RECORDS TO USE:
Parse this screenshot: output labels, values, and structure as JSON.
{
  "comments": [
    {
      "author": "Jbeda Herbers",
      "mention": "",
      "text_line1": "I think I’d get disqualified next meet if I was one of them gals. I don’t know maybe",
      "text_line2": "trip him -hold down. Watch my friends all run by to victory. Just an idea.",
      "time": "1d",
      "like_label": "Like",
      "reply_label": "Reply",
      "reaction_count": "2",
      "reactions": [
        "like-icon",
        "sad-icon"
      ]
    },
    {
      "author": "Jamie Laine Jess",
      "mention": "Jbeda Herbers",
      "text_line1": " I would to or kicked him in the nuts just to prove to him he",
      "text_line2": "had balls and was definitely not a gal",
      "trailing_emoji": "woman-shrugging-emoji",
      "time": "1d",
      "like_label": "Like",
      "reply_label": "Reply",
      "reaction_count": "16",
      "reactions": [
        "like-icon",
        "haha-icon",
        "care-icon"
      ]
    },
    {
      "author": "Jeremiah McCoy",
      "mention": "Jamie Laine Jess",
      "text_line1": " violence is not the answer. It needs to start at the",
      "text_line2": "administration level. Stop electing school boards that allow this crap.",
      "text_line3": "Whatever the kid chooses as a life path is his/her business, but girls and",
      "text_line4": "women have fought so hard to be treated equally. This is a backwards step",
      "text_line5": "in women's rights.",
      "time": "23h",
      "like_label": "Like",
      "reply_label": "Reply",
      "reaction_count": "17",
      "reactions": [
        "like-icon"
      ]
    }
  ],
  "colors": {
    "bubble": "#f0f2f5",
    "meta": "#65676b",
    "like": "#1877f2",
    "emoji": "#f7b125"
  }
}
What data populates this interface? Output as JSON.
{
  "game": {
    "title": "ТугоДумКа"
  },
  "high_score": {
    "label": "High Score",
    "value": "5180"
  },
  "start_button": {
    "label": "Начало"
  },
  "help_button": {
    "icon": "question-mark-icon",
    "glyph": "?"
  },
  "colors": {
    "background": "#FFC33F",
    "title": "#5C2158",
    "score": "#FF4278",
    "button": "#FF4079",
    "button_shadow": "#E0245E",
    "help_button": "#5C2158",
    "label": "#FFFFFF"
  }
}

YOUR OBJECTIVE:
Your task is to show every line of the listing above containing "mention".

EXERCISE RESULT:
      "mention": "",
      "mention": "Jbeda Herbers",
      "mention": "Jamie Laine Jess",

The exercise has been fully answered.